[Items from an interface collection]
....................

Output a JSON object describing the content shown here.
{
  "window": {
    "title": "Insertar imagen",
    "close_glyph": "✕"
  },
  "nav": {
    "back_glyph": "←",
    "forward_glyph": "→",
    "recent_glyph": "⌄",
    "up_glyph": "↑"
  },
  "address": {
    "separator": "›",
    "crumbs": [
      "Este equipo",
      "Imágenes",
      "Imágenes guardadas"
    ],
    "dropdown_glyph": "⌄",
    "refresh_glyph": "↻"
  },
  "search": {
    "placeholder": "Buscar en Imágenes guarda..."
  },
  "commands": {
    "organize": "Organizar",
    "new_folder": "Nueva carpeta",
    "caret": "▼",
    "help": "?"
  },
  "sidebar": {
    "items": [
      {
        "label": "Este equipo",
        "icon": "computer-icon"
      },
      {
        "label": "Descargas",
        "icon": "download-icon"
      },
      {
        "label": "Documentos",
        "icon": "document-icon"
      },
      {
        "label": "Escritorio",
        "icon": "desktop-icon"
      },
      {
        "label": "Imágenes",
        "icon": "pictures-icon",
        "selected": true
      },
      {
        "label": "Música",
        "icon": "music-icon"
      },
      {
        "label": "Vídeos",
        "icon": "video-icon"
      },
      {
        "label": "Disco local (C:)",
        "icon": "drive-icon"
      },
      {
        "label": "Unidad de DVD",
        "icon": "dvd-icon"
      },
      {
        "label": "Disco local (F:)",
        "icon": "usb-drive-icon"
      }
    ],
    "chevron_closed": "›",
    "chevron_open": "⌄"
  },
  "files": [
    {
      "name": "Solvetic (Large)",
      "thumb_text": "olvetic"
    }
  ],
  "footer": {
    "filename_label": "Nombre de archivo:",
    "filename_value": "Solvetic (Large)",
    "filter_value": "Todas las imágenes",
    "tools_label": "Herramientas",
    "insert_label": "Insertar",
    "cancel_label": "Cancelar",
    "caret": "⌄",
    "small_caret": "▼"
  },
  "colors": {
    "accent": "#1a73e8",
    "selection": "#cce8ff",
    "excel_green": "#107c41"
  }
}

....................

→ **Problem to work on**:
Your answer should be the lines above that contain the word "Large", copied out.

→ **Task response**:
      "name": "Solvetic (Large)",
    "filename_value": "Solvetic (Large)",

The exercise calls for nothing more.